“It’s going to be a difficult conversation”… it makes you cringe just reading the words.
We all have to have those discussions. You’ve got something to say to someone and it isn’t all positive and glowing.
You know you need to address it but you don’t want things to get ugly.
With a bit of thought, giving feedback doesn’t have to be painful.
Whether you need to offer feedback on someone’s behaviour or you’re offering feedback on creative work, you can do it in a way that is open, inclusive and productive.
Is it Feedback or is it Criticism
Consider the difference between these two words.
Feedback is informative; it’s grounded in things you can both observe. Its goal is to improve the situation.
Criticism is the expression of disapproval and the goal is to point out perceived faults or mistakes.
Feedback is less emotional and it’s based on your analysis of the situation.
Criticism is your opinion and is usually judgemental.
Before you start your conversation, frame what you want to say as feedback, look for the facts that both of you can observe and discuss. Remember, your goal is to improve the situation, not prove your superiority.
Define the problem, don’t jump to the solution
The next challenge is to define the problem or issue.
We are all solution oriented but this isn’t the moment to leap in with the answer, even if it’s obvious to you.
Focus on what the issue is or what problem it causes.
For example if someone is always late to work, talk to them about why that’s an issue. Don’t leap in with your belief they should get up earlier.
If the team have forgotten to mention the major product features in the script, point out what’s missing. Try to restrain from suggesting they could wedge a product shot between the first and second scenes.
The person you are offering feedback to will be much more receptive, and see you in a positive light, if you let them come up with their own solutions, now that you’ve highlighted the problem.
5 ways to make your feedback great
Stay Positive –
Start your conversation with what is working.
Keep it real –
Discuss things that are tangible that you can both observe. Base it on facts.
Stick to what you’re commenting on –
If they’ve asked you to look at their concept or idea, don’t pick at the grammar.
Keep it conversational–
A two way discussion keeps people from getting defensive and allows them to ask you questions.
It’s not personal –
Criticism stings, it is personal. Feedback is about making things better and it doesn’t harm the relationship.
It takes a little preparation and a lot of practice to get good at this. However, the results will be amazing.
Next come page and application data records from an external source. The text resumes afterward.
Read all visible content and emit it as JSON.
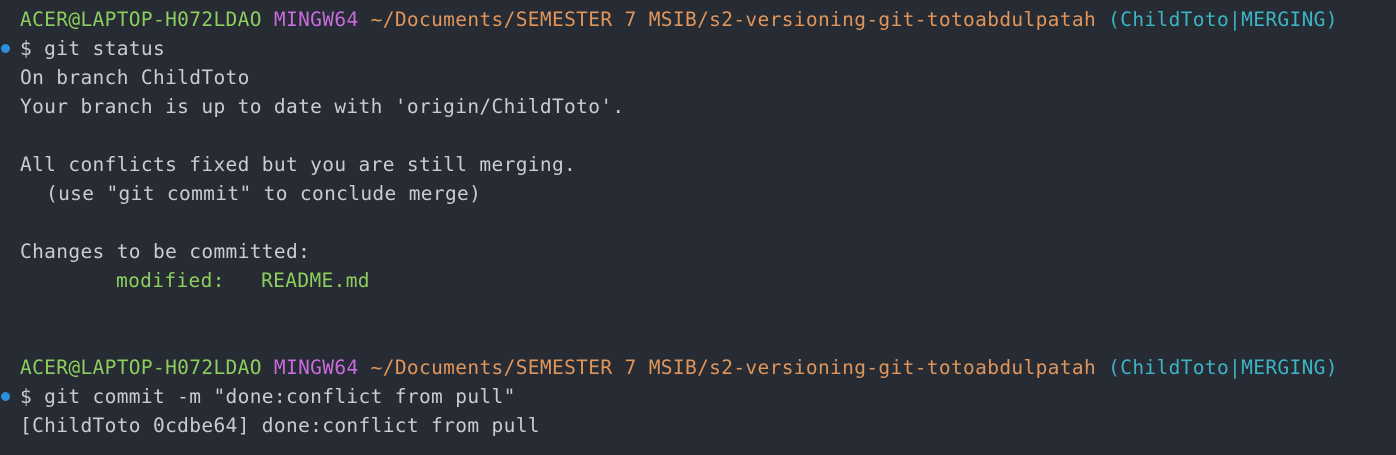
{
  "prompt": {
    "user_host": "ACER@LAPTOP-H072LDAO",
    "system": "MINGW64",
    "path": "~/Documents/SEMESTER 7 MSIB/s2-versioning-git-totoabdulpatah",
    "branch_open": "(ChildToto",
    "separator": "|",
    "state_close": "MERGING)"
  },
  "blocks": [
    {
      "command": "$ git status",
      "output": [
        "On branch ChildToto",
        "Your branch is up to date with 'origin/ChildToto'.",
        "",
        "All conflicts fixed but you are still merging.",
        "(use \"git commit\" to conclude merge)",
        "",
        "Changes to be committed:",
        "modified:   README.md"
      ]
    },
    {
      "command": "$ git commit -m \"done:conflict from pull\"",
      "output": [
        "[ChildToto 0cdbe64] done:conflict from pull"
      ]
    }
  ],
  "colors": {
    "background": "#272b33",
    "text": "#c9ccd2",
    "user_host": "#8ccf5e",
    "system": "#c86bdc",
    "path": "#e0955a",
    "branch": "#3cb4c4",
    "command_marker": "#2b90d9"
  }
}
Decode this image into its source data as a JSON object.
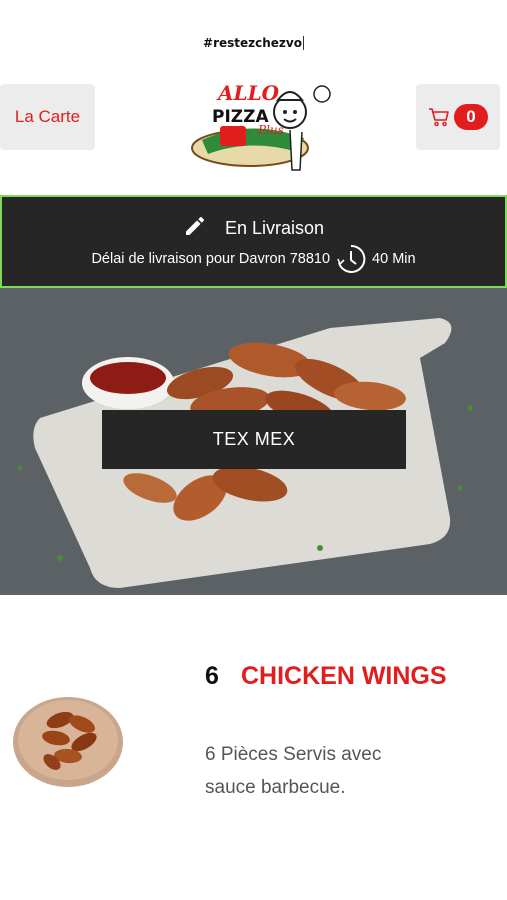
{
  "hashtag": "#restezchezvo",
  "header": {
    "menu_label": "La Carte",
    "cart_count": "0",
    "logo_text": "ALLO PIZZA PLUS"
  },
  "delivery": {
    "mode": "En Livraison",
    "delay_text": "Délai de livraison pour Davron 78810",
    "delay_time": "40 Min"
  },
  "category": {
    "label": "TEX MEX"
  },
  "product": {
    "quantity": "6",
    "name": "CHICKEN WINGS",
    "description": "6 Pièces  Servis avec sauce barbecue."
  },
  "colors": {
    "accent": "#e21d1d",
    "dark_panel": "#262626",
    "panel_border": "#7ed957",
    "button_bg": "#ececec"
  },
  "icons": [
    "cart-icon",
    "pencil-icon",
    "clock-icon"
  ]
}
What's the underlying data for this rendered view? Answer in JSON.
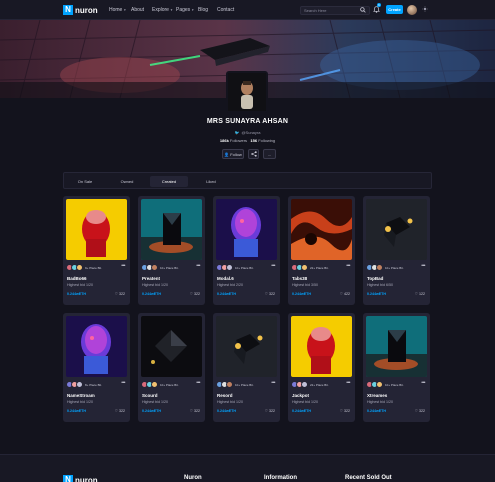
{
  "header": {
    "logo_mark": "N",
    "logo_text": "nuron",
    "nav": [
      {
        "label": "Home",
        "caret": true
      },
      {
        "label": "About",
        "caret": false
      },
      {
        "label": "Explore",
        "caret": true
      },
      {
        "label": "Pages",
        "caret": true
      },
      {
        "label": "Blog",
        "caret": false
      },
      {
        "label": "Contact",
        "caret": false
      }
    ],
    "search_placeholder": "Search Here",
    "notification_count": "6",
    "create_label": "Create",
    "icons": [
      "search-icon",
      "bell-icon",
      "user-avatar",
      "theme-toggle-icon"
    ]
  },
  "profile": {
    "name": "MRS SUNAYRA AHSAN",
    "handle": "@Sunayra",
    "followers_count": "186k",
    "followers_label": "Followers",
    "following_count": "156",
    "following_label": "Following",
    "follow_label": "Follow",
    "share_icon": "share-icon",
    "more_label": "..."
  },
  "tabs": [
    {
      "label": "On Sale",
      "active": false
    },
    {
      "label": "Owned",
      "active": false
    },
    {
      "label": "Created",
      "active": true
    },
    {
      "label": "Liked",
      "active": false
    }
  ],
  "cards": [
    {
      "name": "BadBo66",
      "place": "9+ Place Bit.",
      "bid": "Highest bid 1/20",
      "price": "0.244wETH",
      "likes": "322",
      "art": "red-bust-yellow"
    },
    {
      "name": "Preatent",
      "place": "10+ Place Bit.",
      "bid": "Highest bid 1/20",
      "price": "0.244wETH",
      "likes": "322",
      "art": "prism-cyan"
    },
    {
      "name": "Modal.6",
      "place": "10+ Place Bit.",
      "bid": "Highest bid 2/20",
      "price": "0.244wETH",
      "likes": "322",
      "art": "neon-bust"
    },
    {
      "name": "Tabs38",
      "place": "22+ Place Bit.",
      "bid": "Highest bid 3/50",
      "price": "0.244wETH",
      "likes": "422",
      "art": "lava-swirl"
    },
    {
      "name": "TopBad",
      "place": "10+ Place Bit.",
      "bid": "Highest bid 6/50",
      "price": "0.244wETH",
      "likes": "122",
      "art": "dark-cube"
    },
    {
      "name": "NameStroam",
      "place": "8+ Place Bit.",
      "bid": "Highest bid 1/20",
      "price": "0.244wETH",
      "likes": "322",
      "art": "neon-bust"
    },
    {
      "name": "Scourd",
      "place": "10+ Place Bit.",
      "bid": "Highest bid 1/20",
      "price": "0.244wETH",
      "likes": "322",
      "art": "dark-diamond"
    },
    {
      "name": "Resord",
      "place": "10+ Place Bit.",
      "bid": "Highest bid 1/20",
      "price": "0.244wETH",
      "likes": "322",
      "art": "dark-cube"
    },
    {
      "name": "Jackpot",
      "place": "22+ Place Bit.",
      "bid": "Highest bid 1/20",
      "price": "0.244wETH",
      "likes": "322",
      "art": "red-bust-yellow"
    },
    {
      "name": "Xtreames",
      "place": "10+ Place Bit.",
      "bid": "Highest bid 1/20",
      "price": "0.244wETH",
      "likes": "322",
      "art": "prism-cyan"
    }
  ],
  "footer": {
    "logo_text": "nuron",
    "col1": "Nuron",
    "col2": "Information",
    "col3": "Recent Sold Out"
  },
  "colors": {
    "accent": "#00a3ff",
    "bg": "#13131d",
    "card": "#242435"
  }
}
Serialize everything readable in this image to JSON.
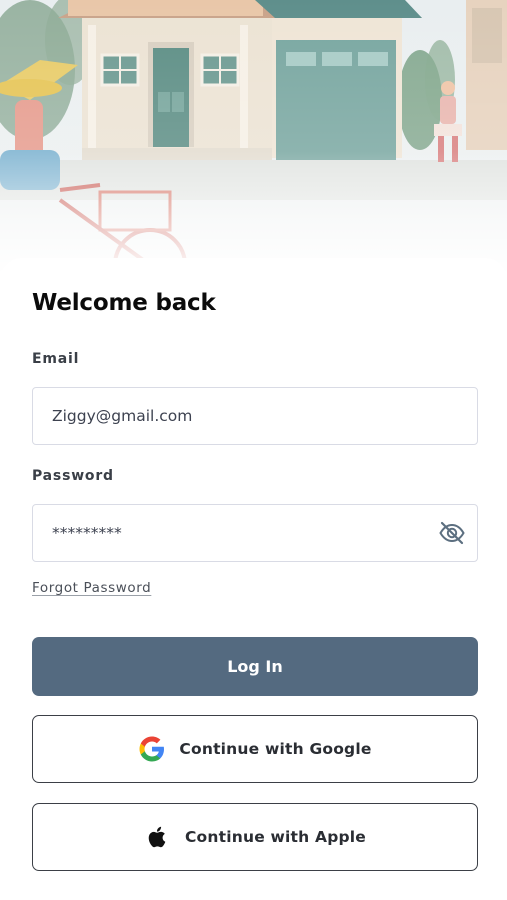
{
  "header": {
    "title": "Welcome back"
  },
  "form": {
    "email_label": "Email",
    "email_value": "Ziggy@gmail.com",
    "password_label": "Password",
    "password_value": "*********",
    "forgot_label": "Forgot Password"
  },
  "actions": {
    "login_label": "Log In",
    "google_label": "Continue with Google",
    "apple_label": "Continue with Apple"
  },
  "icons": {
    "password_toggle": "eye-slash-icon",
    "google": "google-logo-icon",
    "apple": "apple-logo-icon"
  },
  "colors": {
    "primary_button": "#546a80",
    "field_border": "#d9dbe5",
    "social_border": "#3b3f46"
  }
}
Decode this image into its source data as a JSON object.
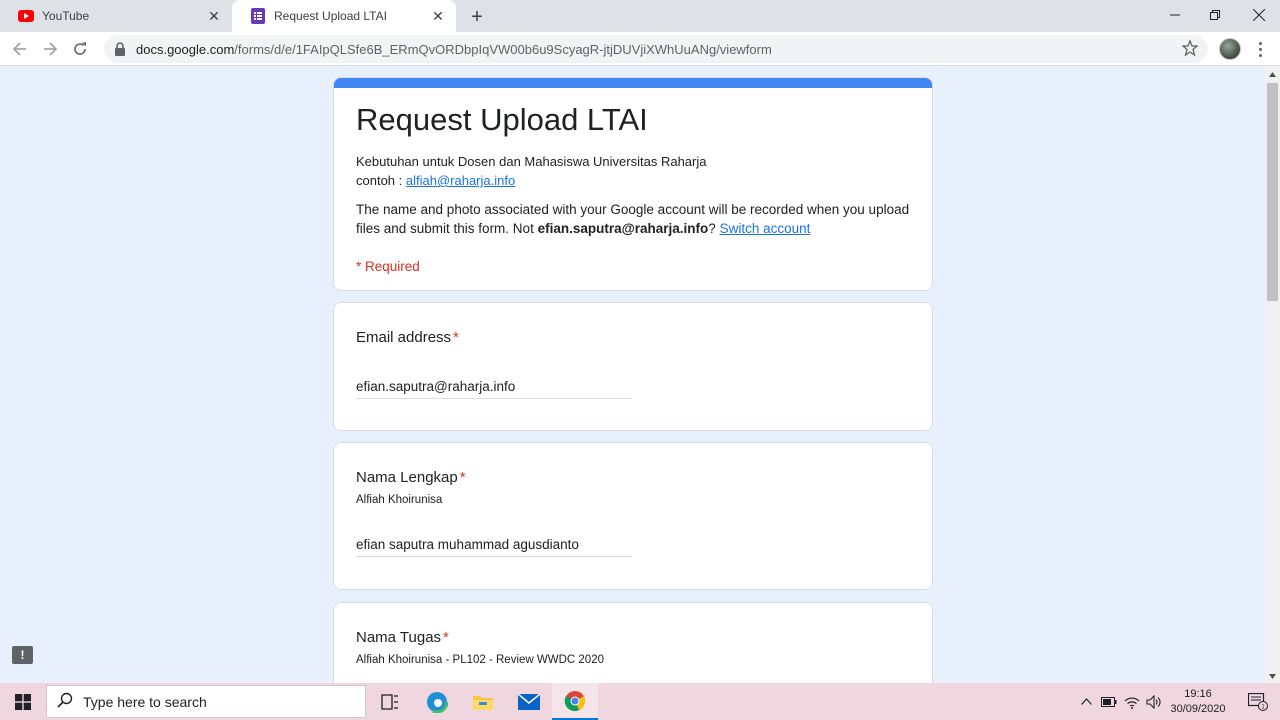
{
  "browser": {
    "tabs": [
      {
        "title": "YouTube",
        "icon": "youtube-icon",
        "active": false
      },
      {
        "title": "Request Upload LTAI",
        "icon": "google-forms-icon",
        "active": true
      }
    ],
    "url_host": "docs.google.com",
    "url_path": "/forms/d/e/1FAIpQLSfe6B_ERmQvORDbpIqVW00b6u9ScyagR-jtjDUVjiXWhUuANg/viewform"
  },
  "form": {
    "title": "Request Upload LTAI",
    "description_line1": "Kebutuhan untuk Dosen dan Mahasiswa Universitas Raharja",
    "description_example_prefix": "contoh : ",
    "description_example_link": "alfiah@raharja.info",
    "account_note_pre": "The name and photo associated with your Google account will be recorded when you upload files and submit this form. Not ",
    "account_email": "efian.saputra@raharja.info",
    "account_note_post": "? ",
    "switch_account": "Switch account",
    "required_note": "* Required",
    "questions": [
      {
        "label": "Email address",
        "required_mark": "*",
        "description": "",
        "value": "efian.saputra@raharja.info"
      },
      {
        "label": "Nama Lengkap",
        "required_mark": "*",
        "description": "Alfiah Khoirunisa",
        "value": "efian saputra muhammad agusdianto"
      },
      {
        "label": "Nama Tugas",
        "required_mark": "*",
        "description": "Alfiah Khoirunisa - PL102 - Review WWDC 2020",
        "value": ""
      }
    ]
  },
  "taskbar": {
    "search_placeholder": "Type here to search",
    "time": "19:16",
    "date": "30/09/2020"
  },
  "colors": {
    "form_accent": "#4285f4",
    "page_background": "#e8f0fe",
    "required_red": "#d93025",
    "link_blue": "#1a73e8",
    "taskbar": "#f0d6df"
  }
}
You’ll get what you need without big drama, cold shoulders or defensiveness.
When you’ve mastered the art of feedback, you’ll discover that it builds relationships; people feel cared about and sense your interest. They won’t be shooting lasers at you or start twitching when you walk their direction and that’s got to be a good thing.
To build your skills ask about my Art of Feedback Workshop for your team. We explore these approaches with live examples, discuss the success equation in feedback, consider how suggestions can become commands and discover how to accept feedback with grace.
For another way into a difficult conversation have a look at this post: Say What if you want insight into an issue